Because the CEE 7/4 plug can be inserted in either direction into the receptacle, the Schuko connection system is unpolarised (i.e. line and neutral are connected at random). It is used in applications up to 16 amps. Above that, equipment must either be wired permanently to the mains or connected via another higher power connector such as the IEC 60309 system.
Type F: 2 pins, grounded, 16 A, 220 – 240 V, socket compatible with plug types C, E & F
In order to bridge the differences between sockets E and F, the CEE 7/7 plug was developed. This plug, which is shown above, has earthing clips on both sides to mate with the type F socket and a female contact to accept the earth pin of the type E socket. The original type F plug, which does not have this female contact, is now obsolete, but a rewireable version may still be available at some DIY shops.
Type E (picture 1) is primarily used in France, Belgium, Poland, Slovakia, the Czech Republic, Tunisia and Morocco a socket which is different from the CEE 7/4 socket (type F) that is standard in Germany and other continental European countries. The reason for incompatibility is that grounding in the E socket is accomplished with a round male pin, which is permanently mounted in the socket.
Type E: 2 pins, grounded, 16 A, 220 – 240 V, socket compatible with plug types C, E & F
In order to bridge the differences between sockets E and F, the CEE 7/7 plug was developed: it has grounding clips on both sides to mate with the type F socket and a female contact to accept the grounding pin of the type E socket. Note that the CEE 7/7 plug is polarised when used with a type E outlet. The plug is rated at 16 amps. (Source: www.worldstandards.eu/electricity/plugs-and-sockets/).
FINOM lights are Protection class 1 (IEC protection classes defined in IEC 61140)
In the electrical appliance manufacturing industry, the following IEC protection classes are defined in IEC 61140 and used to differentiate between the protective-earth connection requirements of devices. These appliances must have their chassis connected to electrical earth.
These appliances must have their chassis connected to electrical earth (US: ground) by a separate earth conductor (coloured green/yellow in most countries, green in the US, Canada and Japan). The earth connection is achieved with a 3-conductor mains cable, typically ending with 3-prong AC connector which plugs into a corresponding AC outlet. A fault in the appliance which causes a live conductor to contact the casing will cause a current to flow in the earth conductor. If large enough, this current will trip an over-current device (fuse or circuit breaker (CB)) and disconnect the supply. (Source: en.wikipedia.org/wiki/Appliance_classes).
IP Code Class
FINOM light belongs to IP Code class IP20 (IP Code, International Protection Marking, IEC standard 60529).
The IP Code, International Protection Marking, IEC standard 60529, sometimes interpreted as Ingress Protection Marking, classifies and rates the degree of protection provided against intrusion (body parts such as hands and fingers), dust, accidental contact, and water by mechanical casings and electrical enclosures.
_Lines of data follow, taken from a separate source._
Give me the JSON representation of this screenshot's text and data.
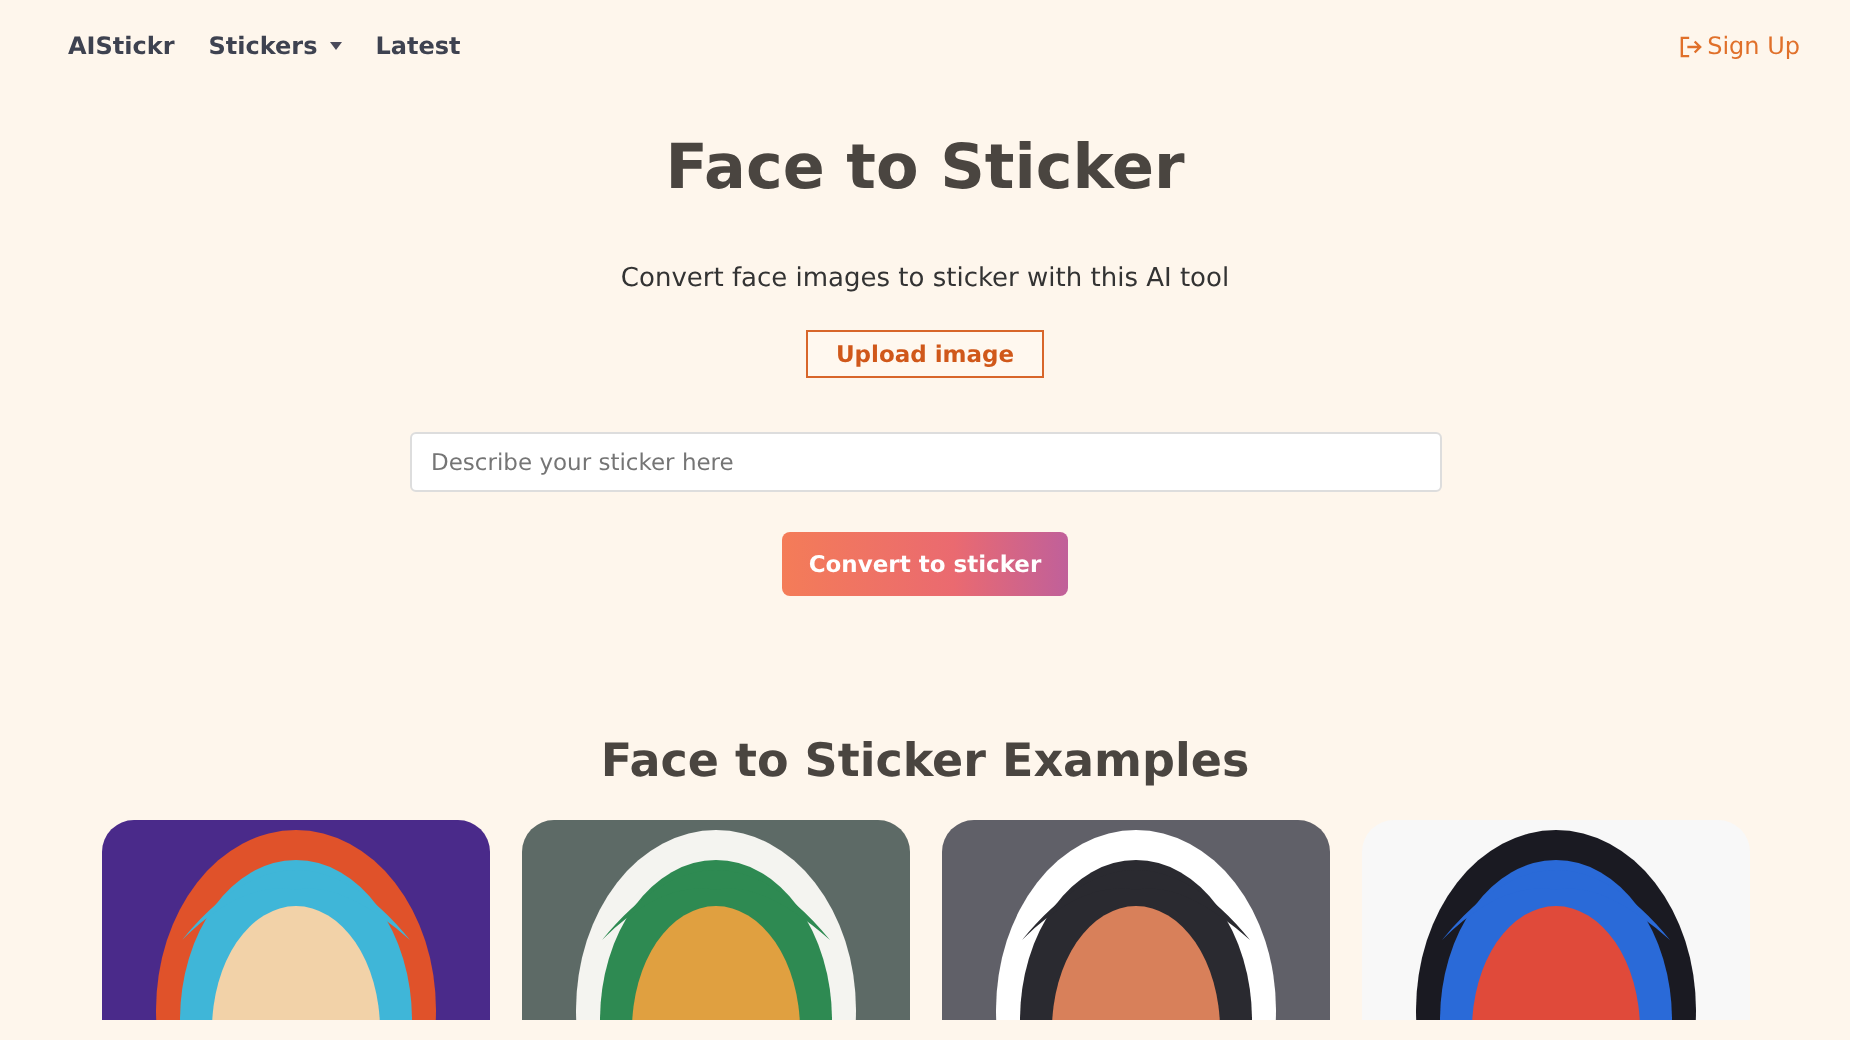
{
  "nav": {
    "brand": "AIStickr",
    "items": [
      {
        "label": "Stickers",
        "kind": "dropdown"
      },
      {
        "label": "Latest",
        "kind": "link"
      }
    ],
    "signup": "Sign Up"
  },
  "hero": {
    "title": "Face to Sticker",
    "subtitle": "Convert face images to sticker with this AI tool",
    "upload": "Upload image",
    "placeholder": "Describe your sticker here",
    "convert": "Convert to sticker"
  },
  "examples": {
    "title": "Face to Sticker Examples"
  }
}
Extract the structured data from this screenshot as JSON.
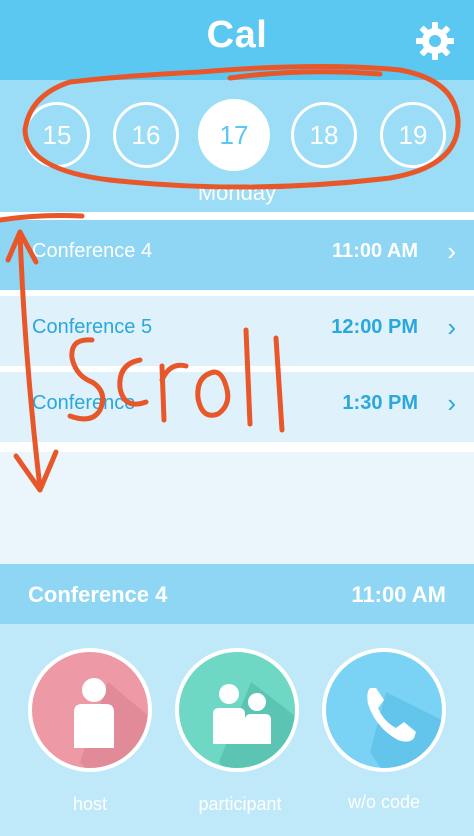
{
  "header": {
    "title": "Cal",
    "settings_icon": "gear-icon"
  },
  "dates": {
    "days": [
      "15",
      "16",
      "17",
      "18",
      "19"
    ],
    "selected": "17",
    "day_label": "Monday"
  },
  "events": [
    {
      "title": "Conference 4",
      "time": "11:00 AM",
      "selected": true
    },
    {
      "title": "Conference 5",
      "time": "12:00 PM",
      "selected": false
    },
    {
      "title": "Conference",
      "time": "1:30 PM",
      "selected": false
    }
  ],
  "current_event": {
    "title": "Conference 4",
    "time": "11:00 AM"
  },
  "actions": [
    {
      "label": "host",
      "icon": "person-icon",
      "color": "#ee9aa6"
    },
    {
      "label": "participant",
      "icon": "group-icon",
      "color": "#6fd8c4"
    },
    {
      "label": "w/o code",
      "icon": "phone-icon",
      "color": "#7ad3f5"
    }
  ],
  "annotation": {
    "text": "Scroll",
    "color": "#e8572a"
  },
  "colors": {
    "accent": "#5ac8f0",
    "row_text": "#2aa7dc"
  }
}
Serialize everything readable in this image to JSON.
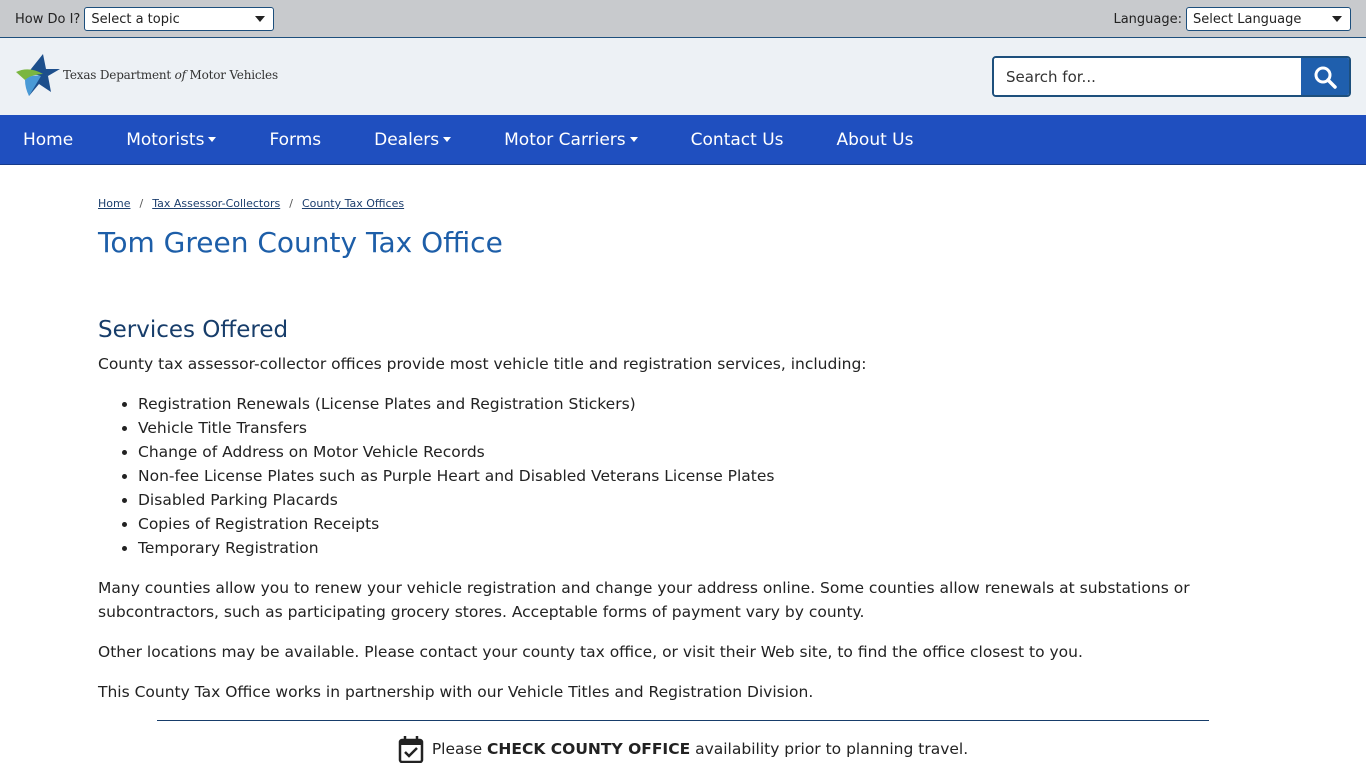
{
  "utility": {
    "how_label": "How Do I?",
    "topic_value": "Select a topic",
    "language_label": "Language:",
    "language_value": "Select Language"
  },
  "header": {
    "logo_text_1": "Texas Department ",
    "logo_text_of": "of",
    "logo_text_2": " Motor Vehicles",
    "search_placeholder": "Search for..."
  },
  "nav": {
    "items": [
      "Home",
      "Motorists",
      "Forms",
      "Dealers",
      "Motor Carriers",
      "Contact Us",
      "About Us"
    ]
  },
  "breadcrumb": [
    "Home",
    "Tax Assessor-Collectors",
    "County Tax Offices"
  ],
  "page_title": "Tom Green County Tax Office",
  "section_heading": "Services Offered",
  "intro": "County tax assessor-collector offices provide most vehicle title and registration services, including:",
  "services": [
    "Registration Renewals (License Plates and Registration Stickers)",
    "Vehicle Title Transfers",
    "Change of Address on Motor Vehicle Records",
    "Non-fee License Plates such as Purple Heart and Disabled Veterans License Plates",
    "Disabled Parking Placards",
    "Copies of Registration Receipts",
    "Temporary Registration"
  ],
  "paragraphs": [
    "Many counties allow you to renew your vehicle registration and change your address online. Some counties allow renewals at substations or subcontractors, such as participating grocery stores. Acceptable forms of payment vary by county.",
    "Other locations may be available. Please contact your county tax office, or visit their Web site, to find the office closest to you.",
    "This County Tax Office works in partnership with our Vehicle Titles and Registration Division."
  ],
  "notice": {
    "prefix": "Please ",
    "bold": "CHECK COUNTY OFFICE",
    "suffix": " availability prior to planning travel."
  },
  "colors": {
    "nav_bg": "#1f4fbf",
    "title": "#1d5ea8",
    "utility_bg": "#c8cacd",
    "header_bg": "#edf1f5"
  }
}
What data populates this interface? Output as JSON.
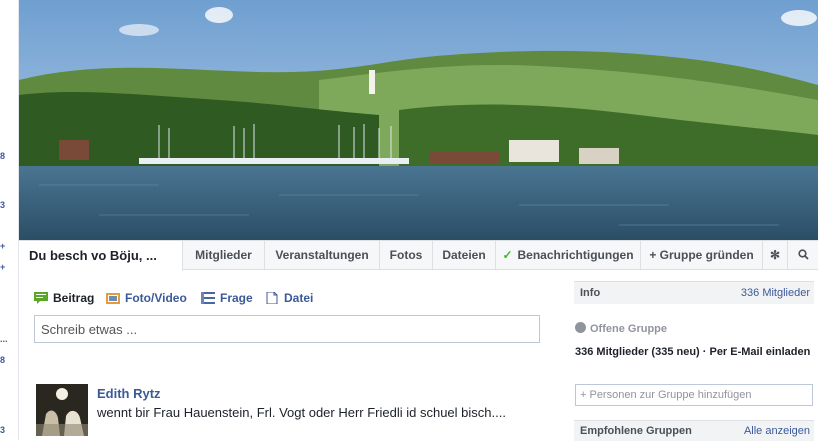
{
  "sidebar": {
    "badges": [
      "8",
      "3",
      "+",
      "+",
      "...",
      "8",
      "3"
    ]
  },
  "group": {
    "name": "Du besch vo Böju, ..."
  },
  "tabs": {
    "members": "Mitglieder",
    "events": "Veranstaltungen",
    "photos": "Fotos",
    "files": "Dateien",
    "notifications": "Benachrichtigungen",
    "create_group": "+ Gruppe gründen",
    "settings_icon": "gear-icon",
    "search_icon": "search-icon"
  },
  "composer": {
    "post": "Beitrag",
    "photo_video": "Foto/Video",
    "question": "Frage",
    "file": "Datei",
    "placeholder": "Schreib etwas ..."
  },
  "post": {
    "author": "Edith Rytz",
    "text": "wennt bir Frau Hauenstein, Frl. Vogt oder Herr Friedli id schuel bisch...."
  },
  "info": {
    "title": "Info",
    "member_count_link": "336 Mitglieder",
    "privacy": "Offene Gruppe",
    "members_detail": "336 Mitglieder (335 neu) · Per E-Mail einladen",
    "add_placeholder": "+ Personen zur Gruppe hinzufügen"
  },
  "recommended": {
    "title": "Empfohlene Gruppen",
    "see_all": "Alle anzeigen"
  },
  "colors": {
    "link": "#3b5998",
    "check": "#42b72a"
  }
}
It is published by the International Electrotechnical Commission (IEC). The equivalent European standard is EN 60529.
IP indication is normally expressed with two numbers. First digit indicates solid particle protection and second digit indicates liquid ingress protection.The first digit indicates the level of protection that the enclosure provides against access to hazardous parts (e.g., electrical conductors, moving parts) and the ingress of solid foreign objects. The second digit indicates the level of protection that the enclosure provides against harmful ingress of water.
IP 20 means that the product is effective against objects bigger than 12,5 mm (e.g. a finger) and that it has no protection against any liquid or dripping water. (Source: en.wikipedia.org/wiki/IP_Code).